An environmental assessment shows the potentially meaningful exposure pathways to individuals from a nuclear power plant accident.
What impacts are expected from the operation of large-scale nuclear power plants for extended periods of up to 60 years?
The United States now depends on nuclear power for about 20% of its electrical generating capacity. Most of the 100-plus reactors currently operating were built in the 1960s and 1970s and have now been operating for more than 20 years. A number of issues were raised during the early environmental reviews required for construction permits and operating licenses for these plants. The dominant concern was radiological impact. In general, with reasonable mitigation, impacts were found to be acceptable.
Because original operating licenses were limited to 40 years, utilities have expressed an interest in extending the life of many of these plants for periods up to 20 years. New environmental and safety issues related to relicensing have been raised and are being addressed by the Nuclear Regulatory Commission in a generic environmental impact statement (GEIS). These issues include aging of the reactors, radioactive waste management, and institutional concerns. Some of these issues are being addressed in the GEIS itself but others are site-specific and will be addressed at the time of relicensing applications.
U.S. Nuclear Regulatory Commission. 1991. Draft, Generic Environmental Impact Statement for License Renewal of Nuclear Plants.

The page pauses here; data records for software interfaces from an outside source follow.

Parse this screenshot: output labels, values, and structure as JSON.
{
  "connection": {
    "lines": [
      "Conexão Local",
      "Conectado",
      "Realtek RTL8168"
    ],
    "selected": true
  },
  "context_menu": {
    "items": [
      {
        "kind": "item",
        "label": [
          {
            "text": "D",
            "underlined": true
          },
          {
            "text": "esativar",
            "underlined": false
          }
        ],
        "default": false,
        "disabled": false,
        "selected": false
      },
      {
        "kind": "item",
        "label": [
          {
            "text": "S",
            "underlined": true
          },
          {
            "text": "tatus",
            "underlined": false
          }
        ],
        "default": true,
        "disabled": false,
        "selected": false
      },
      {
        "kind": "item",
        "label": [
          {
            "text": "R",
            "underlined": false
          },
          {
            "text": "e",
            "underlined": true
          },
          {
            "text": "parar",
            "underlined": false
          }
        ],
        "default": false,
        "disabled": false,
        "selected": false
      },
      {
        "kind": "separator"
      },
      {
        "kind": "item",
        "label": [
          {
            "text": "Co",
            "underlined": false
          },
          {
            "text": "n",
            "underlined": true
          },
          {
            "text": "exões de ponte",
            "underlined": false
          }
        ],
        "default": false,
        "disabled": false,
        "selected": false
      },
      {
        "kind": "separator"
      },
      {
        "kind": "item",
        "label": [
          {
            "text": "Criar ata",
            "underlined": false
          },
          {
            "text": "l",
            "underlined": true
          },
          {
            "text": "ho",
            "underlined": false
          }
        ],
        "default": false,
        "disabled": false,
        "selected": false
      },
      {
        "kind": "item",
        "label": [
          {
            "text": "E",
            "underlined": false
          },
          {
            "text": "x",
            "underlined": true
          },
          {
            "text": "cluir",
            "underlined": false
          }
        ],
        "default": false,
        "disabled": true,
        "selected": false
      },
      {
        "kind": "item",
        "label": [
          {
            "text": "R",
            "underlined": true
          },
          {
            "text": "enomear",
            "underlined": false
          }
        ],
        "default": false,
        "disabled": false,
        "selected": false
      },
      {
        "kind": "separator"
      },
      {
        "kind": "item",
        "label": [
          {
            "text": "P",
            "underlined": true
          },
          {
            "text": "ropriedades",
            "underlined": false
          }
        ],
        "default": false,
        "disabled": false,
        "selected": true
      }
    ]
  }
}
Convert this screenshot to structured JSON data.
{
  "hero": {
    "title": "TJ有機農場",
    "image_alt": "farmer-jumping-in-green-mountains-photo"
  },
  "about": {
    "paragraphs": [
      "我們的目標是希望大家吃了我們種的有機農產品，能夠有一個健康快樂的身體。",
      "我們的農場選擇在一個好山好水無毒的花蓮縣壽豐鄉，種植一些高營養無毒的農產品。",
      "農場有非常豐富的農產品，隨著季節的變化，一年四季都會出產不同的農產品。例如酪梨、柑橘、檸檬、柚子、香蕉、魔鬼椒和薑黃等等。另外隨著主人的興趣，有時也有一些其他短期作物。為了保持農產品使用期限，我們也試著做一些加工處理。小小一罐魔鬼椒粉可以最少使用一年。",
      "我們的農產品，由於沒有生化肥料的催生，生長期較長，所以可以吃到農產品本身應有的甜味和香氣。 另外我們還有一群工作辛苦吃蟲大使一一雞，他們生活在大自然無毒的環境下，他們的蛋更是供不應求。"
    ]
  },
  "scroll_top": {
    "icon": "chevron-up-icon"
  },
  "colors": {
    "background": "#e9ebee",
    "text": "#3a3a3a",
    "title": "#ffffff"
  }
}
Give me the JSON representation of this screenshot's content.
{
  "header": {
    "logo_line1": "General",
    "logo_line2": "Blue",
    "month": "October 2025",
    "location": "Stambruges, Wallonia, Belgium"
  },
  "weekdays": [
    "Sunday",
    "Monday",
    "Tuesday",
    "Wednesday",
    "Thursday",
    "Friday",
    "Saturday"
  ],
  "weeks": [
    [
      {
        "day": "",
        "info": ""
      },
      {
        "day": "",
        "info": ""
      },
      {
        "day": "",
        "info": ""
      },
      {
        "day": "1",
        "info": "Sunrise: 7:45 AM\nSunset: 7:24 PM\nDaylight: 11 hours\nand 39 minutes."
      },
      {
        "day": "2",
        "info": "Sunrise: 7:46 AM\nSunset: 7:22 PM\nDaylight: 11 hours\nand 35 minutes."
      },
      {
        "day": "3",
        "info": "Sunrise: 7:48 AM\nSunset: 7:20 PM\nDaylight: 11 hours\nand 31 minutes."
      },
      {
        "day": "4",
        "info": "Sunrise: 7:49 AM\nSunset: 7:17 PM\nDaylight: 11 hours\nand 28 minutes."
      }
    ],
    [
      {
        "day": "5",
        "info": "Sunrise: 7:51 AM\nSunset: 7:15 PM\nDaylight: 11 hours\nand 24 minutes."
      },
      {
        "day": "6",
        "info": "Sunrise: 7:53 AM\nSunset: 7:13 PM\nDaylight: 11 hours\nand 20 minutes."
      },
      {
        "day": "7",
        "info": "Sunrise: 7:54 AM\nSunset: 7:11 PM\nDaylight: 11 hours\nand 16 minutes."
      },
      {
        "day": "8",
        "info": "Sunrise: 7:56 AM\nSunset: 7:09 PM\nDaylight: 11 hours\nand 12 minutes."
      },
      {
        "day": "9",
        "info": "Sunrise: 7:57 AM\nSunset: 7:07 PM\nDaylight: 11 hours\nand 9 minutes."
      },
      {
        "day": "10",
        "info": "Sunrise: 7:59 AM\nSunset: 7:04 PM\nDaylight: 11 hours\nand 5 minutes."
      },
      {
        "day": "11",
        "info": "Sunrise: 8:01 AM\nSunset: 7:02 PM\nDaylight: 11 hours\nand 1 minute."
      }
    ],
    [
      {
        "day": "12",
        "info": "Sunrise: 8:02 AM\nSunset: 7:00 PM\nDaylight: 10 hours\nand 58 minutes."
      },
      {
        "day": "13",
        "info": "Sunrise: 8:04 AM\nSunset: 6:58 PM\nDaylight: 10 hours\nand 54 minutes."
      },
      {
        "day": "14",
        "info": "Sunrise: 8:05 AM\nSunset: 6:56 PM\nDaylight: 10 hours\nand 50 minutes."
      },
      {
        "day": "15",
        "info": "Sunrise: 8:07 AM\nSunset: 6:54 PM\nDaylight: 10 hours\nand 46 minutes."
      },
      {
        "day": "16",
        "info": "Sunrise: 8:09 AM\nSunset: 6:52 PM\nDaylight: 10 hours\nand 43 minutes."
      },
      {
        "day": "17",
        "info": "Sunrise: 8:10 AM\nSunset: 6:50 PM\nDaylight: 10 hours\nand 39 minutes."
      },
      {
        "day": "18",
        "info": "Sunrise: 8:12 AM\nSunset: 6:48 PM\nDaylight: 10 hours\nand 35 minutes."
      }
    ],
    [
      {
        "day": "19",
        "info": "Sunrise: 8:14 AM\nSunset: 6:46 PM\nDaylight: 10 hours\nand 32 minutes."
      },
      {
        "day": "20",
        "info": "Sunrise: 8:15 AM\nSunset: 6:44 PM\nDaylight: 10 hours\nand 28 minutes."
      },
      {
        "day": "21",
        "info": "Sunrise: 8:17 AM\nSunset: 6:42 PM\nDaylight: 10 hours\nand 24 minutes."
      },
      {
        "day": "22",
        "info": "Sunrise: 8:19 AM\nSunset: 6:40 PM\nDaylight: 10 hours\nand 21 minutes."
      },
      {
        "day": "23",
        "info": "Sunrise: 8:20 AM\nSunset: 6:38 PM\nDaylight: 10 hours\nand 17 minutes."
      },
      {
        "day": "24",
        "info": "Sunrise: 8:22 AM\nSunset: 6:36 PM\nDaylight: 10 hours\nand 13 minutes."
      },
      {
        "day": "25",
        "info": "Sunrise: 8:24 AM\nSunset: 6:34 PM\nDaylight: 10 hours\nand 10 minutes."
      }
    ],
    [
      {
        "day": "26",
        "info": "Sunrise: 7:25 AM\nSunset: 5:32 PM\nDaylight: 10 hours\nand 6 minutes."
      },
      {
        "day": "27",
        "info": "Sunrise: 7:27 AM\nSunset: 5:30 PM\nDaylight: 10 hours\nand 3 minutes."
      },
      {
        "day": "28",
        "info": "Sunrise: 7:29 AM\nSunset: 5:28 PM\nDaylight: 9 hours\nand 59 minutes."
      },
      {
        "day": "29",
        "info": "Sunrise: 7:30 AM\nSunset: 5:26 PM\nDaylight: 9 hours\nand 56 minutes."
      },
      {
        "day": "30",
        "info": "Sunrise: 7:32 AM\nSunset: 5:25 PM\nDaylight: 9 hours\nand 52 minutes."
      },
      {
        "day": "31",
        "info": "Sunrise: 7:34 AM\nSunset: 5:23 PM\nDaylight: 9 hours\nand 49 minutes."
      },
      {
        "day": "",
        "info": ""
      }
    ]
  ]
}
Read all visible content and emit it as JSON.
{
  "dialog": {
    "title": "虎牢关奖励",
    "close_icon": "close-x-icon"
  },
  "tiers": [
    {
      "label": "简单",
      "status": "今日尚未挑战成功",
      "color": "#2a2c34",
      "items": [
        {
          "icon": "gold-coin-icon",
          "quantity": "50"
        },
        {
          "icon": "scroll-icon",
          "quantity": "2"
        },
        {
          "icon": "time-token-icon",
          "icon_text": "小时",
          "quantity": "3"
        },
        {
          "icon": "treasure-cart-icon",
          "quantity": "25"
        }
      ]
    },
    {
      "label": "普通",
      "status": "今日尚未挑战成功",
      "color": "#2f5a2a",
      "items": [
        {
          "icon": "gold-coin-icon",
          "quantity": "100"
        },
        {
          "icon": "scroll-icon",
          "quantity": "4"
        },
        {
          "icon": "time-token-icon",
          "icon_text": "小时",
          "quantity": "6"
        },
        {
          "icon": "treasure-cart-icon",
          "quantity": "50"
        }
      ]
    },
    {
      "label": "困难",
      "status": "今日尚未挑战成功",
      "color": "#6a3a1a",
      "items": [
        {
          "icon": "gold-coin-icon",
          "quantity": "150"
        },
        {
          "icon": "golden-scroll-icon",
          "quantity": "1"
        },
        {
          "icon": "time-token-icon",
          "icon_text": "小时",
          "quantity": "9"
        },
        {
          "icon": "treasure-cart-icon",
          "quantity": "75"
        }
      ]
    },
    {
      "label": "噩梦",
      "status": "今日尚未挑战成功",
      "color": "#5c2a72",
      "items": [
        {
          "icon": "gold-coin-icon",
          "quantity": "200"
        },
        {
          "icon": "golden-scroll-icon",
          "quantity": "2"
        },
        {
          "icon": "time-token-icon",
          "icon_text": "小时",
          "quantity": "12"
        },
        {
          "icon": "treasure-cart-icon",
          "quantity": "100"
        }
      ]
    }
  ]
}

NUREG-1437. Prepared by Oak Ridge National Laboratory, Oak Ridge, Tenn.
Integrated Assessment Briefs. 1995. ORNL/M-4227. Oak Ridge National Laboratory, Oak Ridge, TN.